If you're like me, and always want to know what makes things work beneath the surface, the first part of this book is gold.  While the Manager Tools podcasts are always practical, actionable, and can easily be demonstrated to work, the "why" is usually not touched on.  A thirty minute weekly podcast isn't the right venue for a theoretical analysis.  In many ways, the first part of this book reads like the "missing podcast" to much of Manager  Tools' guidance.
The second part of the book builds on the theory of the first section to provide a practical description of how to manage people's performance more effectively.  The tone of the guidance will be familiar to every MT afficionado.  It is practical, actionable, and -- as I can attest to first hand -- very effective.
Don't expect to get a rehash of what you can get out of the MT podcasts, or an Effective Manager Conference, though.  Ferdinand Fournies has his own take on what performance management looks like.  I described it to a colleague as "what the Dark Mark might really look like".  I believe this is due to a focus on late-stage intervention, rather than steady-state incremental performance improvement.
The impression I got from this book overall is that the author was targeting the audience who wants to know "how can I avoid having to terminate this poor performer", rather than "how do I make my top performers even better than they already are?" That's not to say that the techniques in this book couldn't be applied in that situation.  Applying the "Coaching Analysis" (the subject of Chapter 9) to your top performers would definitely help you help them to improve further.  It is simply that the examples in the book are based around turning a poor performer around.

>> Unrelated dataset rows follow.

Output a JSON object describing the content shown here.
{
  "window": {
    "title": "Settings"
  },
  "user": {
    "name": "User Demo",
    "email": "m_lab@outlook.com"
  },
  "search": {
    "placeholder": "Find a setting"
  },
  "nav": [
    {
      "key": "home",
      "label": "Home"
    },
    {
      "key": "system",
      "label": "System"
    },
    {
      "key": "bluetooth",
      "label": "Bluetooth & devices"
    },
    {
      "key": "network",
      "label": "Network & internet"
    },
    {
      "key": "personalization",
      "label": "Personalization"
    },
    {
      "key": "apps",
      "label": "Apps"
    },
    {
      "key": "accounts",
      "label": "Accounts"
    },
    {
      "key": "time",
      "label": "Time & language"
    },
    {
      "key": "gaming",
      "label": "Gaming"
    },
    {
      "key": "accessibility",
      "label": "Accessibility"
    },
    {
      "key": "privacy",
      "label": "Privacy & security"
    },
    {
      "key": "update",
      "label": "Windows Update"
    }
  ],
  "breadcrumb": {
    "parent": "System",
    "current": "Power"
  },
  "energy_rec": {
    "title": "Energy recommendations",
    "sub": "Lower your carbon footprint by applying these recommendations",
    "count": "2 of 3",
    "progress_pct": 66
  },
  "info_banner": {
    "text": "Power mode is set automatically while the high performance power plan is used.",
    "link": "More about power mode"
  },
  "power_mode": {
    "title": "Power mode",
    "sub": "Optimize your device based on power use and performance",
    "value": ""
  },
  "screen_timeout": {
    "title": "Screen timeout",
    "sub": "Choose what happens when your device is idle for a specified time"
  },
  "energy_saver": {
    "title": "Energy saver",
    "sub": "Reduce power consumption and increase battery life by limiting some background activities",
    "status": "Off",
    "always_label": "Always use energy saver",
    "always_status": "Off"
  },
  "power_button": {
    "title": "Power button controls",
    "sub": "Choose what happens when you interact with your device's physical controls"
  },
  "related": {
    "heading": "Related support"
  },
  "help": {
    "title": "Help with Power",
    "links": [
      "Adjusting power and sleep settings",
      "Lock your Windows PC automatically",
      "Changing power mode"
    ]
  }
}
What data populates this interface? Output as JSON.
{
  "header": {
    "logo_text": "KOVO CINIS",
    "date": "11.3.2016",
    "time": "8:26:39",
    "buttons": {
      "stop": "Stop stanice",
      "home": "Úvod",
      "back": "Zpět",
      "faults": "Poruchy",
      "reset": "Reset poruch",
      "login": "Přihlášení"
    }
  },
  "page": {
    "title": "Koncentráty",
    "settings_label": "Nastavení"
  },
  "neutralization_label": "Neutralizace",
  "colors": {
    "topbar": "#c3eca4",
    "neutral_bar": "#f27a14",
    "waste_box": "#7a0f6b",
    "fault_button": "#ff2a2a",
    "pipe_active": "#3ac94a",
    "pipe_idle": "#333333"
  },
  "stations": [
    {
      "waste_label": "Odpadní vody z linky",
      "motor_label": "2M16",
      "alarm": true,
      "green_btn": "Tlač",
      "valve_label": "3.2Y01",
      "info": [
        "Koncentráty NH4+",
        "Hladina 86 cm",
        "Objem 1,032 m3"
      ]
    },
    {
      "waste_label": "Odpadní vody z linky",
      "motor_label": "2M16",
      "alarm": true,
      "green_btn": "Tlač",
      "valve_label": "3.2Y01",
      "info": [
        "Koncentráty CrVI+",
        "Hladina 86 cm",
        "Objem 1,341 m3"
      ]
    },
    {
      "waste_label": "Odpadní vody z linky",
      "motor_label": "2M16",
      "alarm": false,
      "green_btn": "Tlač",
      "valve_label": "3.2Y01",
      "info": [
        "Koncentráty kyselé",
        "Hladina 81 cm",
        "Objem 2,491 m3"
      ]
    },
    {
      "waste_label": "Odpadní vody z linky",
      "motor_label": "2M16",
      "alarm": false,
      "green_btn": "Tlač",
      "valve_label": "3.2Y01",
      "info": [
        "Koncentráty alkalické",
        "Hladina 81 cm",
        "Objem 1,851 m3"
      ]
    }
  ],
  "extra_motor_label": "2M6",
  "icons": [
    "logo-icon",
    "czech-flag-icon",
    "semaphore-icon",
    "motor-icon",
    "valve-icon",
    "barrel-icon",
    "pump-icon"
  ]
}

Overall, though, this book is a well-written alternative view of the principles underlying the Manager Tools philosophy.  If you are interested in broadening your view of the "MT universe", or if you're trying to apply the Manager Tools Trinity to your organisation and something just doesn't quite feel right, I think this book is well worth the time and money.